According to court documents, the FBI's Combined DNA Index System or CODIS - a coordinated system of federal, state and local databases of DNA profiles - already contains more than 10 million criminal profiles and 1.1 million profiles of those arrested.
In the case before the court, a 53-year-old woman was raped and robbed but no one was arrested. Almost six years later, Alonzo King was arrested and charged with felony second-degree assault. Taking advantage of the Maryland law that allowed warrantless DNA tests following some felony arrests, police took a cheek swab of King's DNA, which matched a sample from the 2003 Salisbury rape. King was convicted of rape and sentenced to life in prison.
King eventually pleaded guilty to a lesser charge of misdemeanor assault from his arrest, a crime for which Maryland cannot take warrantless DNA samples. The state courts said it violated King's rights for the state to take his DNA based on an arrest alone.

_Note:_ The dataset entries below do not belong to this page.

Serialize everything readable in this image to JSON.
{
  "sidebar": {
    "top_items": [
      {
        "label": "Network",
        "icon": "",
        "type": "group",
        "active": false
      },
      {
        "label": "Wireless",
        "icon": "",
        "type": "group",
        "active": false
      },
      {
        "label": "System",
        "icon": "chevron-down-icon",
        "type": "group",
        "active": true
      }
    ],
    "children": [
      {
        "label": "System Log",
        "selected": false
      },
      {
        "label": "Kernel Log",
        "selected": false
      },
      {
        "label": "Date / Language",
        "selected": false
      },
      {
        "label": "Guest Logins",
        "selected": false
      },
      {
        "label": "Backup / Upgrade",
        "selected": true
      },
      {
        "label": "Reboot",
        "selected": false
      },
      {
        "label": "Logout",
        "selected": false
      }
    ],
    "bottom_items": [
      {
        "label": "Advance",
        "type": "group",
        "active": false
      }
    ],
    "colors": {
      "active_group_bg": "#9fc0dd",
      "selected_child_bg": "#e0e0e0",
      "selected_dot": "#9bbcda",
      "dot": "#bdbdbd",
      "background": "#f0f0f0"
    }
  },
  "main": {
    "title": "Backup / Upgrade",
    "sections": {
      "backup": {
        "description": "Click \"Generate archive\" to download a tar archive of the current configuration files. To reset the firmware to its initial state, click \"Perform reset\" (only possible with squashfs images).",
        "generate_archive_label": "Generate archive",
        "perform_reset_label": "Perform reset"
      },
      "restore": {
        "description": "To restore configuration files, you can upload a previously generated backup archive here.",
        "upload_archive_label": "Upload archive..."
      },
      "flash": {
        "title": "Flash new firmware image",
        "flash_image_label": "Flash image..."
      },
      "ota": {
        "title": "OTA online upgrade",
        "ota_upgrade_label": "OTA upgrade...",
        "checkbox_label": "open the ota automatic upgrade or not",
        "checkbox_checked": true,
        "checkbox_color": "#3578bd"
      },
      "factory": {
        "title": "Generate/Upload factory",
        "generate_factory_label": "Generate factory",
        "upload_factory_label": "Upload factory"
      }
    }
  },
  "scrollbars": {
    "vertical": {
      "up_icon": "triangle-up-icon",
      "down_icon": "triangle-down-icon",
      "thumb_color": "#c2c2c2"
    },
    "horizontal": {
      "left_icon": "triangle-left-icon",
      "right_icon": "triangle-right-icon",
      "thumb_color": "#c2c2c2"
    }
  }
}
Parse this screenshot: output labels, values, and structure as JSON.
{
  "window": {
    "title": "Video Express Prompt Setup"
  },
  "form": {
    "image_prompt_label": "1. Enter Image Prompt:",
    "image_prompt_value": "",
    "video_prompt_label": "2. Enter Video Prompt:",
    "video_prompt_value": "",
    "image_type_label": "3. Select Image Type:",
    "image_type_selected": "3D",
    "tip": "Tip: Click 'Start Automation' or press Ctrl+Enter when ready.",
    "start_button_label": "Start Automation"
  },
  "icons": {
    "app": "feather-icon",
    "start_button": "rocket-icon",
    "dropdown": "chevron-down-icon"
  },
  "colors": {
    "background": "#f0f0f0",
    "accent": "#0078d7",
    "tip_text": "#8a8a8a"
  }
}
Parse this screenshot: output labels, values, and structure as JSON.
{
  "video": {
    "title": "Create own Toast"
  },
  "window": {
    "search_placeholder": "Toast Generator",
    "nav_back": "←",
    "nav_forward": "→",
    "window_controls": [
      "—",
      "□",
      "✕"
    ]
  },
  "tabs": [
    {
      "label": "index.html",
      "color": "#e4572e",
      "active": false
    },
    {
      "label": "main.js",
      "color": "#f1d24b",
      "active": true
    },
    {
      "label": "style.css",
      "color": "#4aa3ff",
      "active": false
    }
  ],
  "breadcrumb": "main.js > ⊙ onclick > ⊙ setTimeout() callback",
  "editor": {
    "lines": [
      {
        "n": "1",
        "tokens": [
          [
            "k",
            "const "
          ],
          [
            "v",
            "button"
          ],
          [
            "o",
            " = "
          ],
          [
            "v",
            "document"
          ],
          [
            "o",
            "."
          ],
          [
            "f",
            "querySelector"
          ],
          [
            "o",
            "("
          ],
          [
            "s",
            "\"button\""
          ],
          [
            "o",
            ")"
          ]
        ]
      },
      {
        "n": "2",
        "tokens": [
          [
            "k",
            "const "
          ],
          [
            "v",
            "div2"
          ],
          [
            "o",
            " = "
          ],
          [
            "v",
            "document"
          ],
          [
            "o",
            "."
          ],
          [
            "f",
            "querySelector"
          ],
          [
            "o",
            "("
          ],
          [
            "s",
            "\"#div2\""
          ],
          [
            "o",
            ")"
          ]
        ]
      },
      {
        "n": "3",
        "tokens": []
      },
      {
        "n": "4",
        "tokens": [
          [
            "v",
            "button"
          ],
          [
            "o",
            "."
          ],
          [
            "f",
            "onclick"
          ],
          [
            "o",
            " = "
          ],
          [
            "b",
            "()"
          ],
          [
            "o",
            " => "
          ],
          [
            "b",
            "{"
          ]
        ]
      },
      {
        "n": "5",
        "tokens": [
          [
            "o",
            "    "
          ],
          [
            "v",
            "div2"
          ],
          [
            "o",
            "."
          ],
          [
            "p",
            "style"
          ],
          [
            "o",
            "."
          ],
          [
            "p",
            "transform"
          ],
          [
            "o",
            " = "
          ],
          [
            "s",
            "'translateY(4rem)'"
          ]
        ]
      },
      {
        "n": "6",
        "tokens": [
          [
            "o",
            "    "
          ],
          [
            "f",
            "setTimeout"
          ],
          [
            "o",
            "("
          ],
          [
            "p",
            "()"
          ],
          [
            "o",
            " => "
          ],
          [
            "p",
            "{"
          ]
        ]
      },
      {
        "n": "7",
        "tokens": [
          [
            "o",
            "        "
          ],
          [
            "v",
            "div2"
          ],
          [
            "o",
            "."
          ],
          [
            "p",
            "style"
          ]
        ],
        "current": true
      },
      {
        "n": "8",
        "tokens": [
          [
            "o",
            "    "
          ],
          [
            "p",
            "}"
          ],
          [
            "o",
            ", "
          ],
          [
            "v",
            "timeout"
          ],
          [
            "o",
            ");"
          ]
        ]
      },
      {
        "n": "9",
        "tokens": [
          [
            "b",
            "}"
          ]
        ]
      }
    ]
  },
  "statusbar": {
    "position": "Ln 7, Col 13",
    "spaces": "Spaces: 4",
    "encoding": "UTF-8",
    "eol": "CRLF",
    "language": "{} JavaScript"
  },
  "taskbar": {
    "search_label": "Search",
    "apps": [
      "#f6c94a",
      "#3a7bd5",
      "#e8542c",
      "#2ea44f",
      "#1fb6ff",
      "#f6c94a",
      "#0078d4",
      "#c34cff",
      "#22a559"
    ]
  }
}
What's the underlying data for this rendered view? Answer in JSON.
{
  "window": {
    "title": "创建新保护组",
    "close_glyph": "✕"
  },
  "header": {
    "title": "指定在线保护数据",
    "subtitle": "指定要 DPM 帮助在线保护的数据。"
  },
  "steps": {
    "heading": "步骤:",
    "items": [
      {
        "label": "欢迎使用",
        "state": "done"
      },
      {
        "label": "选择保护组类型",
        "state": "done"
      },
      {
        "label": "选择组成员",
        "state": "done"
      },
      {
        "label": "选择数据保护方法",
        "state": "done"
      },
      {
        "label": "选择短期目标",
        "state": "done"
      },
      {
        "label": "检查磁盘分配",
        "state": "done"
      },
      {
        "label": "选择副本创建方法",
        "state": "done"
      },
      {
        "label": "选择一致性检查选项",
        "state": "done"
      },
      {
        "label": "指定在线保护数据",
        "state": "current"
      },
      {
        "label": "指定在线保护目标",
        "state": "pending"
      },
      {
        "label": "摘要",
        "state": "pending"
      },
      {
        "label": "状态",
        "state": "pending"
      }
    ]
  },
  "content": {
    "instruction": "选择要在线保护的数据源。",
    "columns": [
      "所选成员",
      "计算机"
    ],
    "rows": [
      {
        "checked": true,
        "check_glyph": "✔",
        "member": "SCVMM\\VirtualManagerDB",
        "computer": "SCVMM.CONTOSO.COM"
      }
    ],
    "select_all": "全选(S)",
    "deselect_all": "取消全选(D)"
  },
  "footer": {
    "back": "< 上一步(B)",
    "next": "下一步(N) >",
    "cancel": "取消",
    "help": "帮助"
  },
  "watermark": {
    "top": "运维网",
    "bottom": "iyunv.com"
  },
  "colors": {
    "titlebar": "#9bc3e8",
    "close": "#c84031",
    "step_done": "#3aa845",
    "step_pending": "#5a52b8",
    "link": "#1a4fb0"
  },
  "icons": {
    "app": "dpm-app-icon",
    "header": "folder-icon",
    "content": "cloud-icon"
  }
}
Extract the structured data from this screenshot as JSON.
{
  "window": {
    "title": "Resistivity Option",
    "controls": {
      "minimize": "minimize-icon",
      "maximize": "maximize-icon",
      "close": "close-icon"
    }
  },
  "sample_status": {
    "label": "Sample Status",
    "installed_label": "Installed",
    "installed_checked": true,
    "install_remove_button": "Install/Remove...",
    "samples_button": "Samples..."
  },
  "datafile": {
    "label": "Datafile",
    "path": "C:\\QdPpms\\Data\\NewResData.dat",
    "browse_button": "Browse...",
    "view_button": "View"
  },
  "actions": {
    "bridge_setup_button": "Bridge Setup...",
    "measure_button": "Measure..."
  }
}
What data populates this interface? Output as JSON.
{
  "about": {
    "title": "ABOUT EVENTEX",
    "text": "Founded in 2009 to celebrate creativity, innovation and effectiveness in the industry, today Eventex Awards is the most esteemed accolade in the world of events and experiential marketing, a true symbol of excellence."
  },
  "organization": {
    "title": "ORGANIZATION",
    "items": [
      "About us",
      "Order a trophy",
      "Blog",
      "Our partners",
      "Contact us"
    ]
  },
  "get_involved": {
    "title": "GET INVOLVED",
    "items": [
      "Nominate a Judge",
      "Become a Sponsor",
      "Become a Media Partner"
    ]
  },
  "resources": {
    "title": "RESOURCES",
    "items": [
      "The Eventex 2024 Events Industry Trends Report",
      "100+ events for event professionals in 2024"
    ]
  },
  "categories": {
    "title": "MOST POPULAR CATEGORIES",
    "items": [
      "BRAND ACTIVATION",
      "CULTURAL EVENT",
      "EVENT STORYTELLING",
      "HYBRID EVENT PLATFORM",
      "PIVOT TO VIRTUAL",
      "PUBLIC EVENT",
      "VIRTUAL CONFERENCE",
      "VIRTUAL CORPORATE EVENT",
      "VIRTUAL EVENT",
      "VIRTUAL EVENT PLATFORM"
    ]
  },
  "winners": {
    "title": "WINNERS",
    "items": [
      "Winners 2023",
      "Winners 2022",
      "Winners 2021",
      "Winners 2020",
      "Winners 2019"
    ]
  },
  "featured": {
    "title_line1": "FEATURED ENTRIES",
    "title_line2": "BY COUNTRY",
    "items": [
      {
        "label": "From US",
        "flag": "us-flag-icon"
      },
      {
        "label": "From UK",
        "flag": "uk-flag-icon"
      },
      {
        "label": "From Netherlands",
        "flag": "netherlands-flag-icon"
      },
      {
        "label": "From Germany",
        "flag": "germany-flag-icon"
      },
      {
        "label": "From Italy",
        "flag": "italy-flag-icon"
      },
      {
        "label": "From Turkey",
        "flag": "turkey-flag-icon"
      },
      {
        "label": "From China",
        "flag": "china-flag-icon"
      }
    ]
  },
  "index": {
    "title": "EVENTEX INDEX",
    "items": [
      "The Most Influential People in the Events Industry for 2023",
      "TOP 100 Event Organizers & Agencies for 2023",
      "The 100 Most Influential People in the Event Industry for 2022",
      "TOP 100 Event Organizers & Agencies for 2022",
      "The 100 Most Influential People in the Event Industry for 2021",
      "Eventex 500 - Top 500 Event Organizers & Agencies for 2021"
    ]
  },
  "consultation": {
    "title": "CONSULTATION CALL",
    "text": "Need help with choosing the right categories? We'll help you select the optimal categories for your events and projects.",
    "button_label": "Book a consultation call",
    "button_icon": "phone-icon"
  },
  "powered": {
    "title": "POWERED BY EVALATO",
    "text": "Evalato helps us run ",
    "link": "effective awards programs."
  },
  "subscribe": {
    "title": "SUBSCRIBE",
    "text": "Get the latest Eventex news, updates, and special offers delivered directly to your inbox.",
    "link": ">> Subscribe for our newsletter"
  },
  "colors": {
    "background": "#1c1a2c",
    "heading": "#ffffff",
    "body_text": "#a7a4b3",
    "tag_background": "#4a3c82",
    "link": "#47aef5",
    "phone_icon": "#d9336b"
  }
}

The state Court of Appeals said King had "a sufficiently weighty and reasonable expectation of privacy against warrantless, suspicionless searches." But the high court's decision reinstates King's conviction.
Maryland stopped collecting DNA after that decision, but Roberts allowed police to keep collecting DNA samples pending the high court's review.
Texas Republican Sen. Ted Cruz welcomed President Obama to Texas Thursday, where Obama is scheduled to begin his "Middle Class Jobs and Opportunity Tour," by highlighting Texas' job record in comparison with the administration's.
"America is stuck with high unemployment and low GDP growth, so it's encouraging to see the President coming to Austin to talk about jobs — perhaps he will learn how to create some from the folks who know how," Cruz said in a statement.
"Texas is leading the nation in economic growth and job creation because of principled, conservative leaders who understand the keys to economic success are lower, flatter taxes, limited government and restrained spending," he added. "Texas has shown the country how it's done, and we hope the President will take some of these lessons back to Washington to bring true economic recovery to our nation."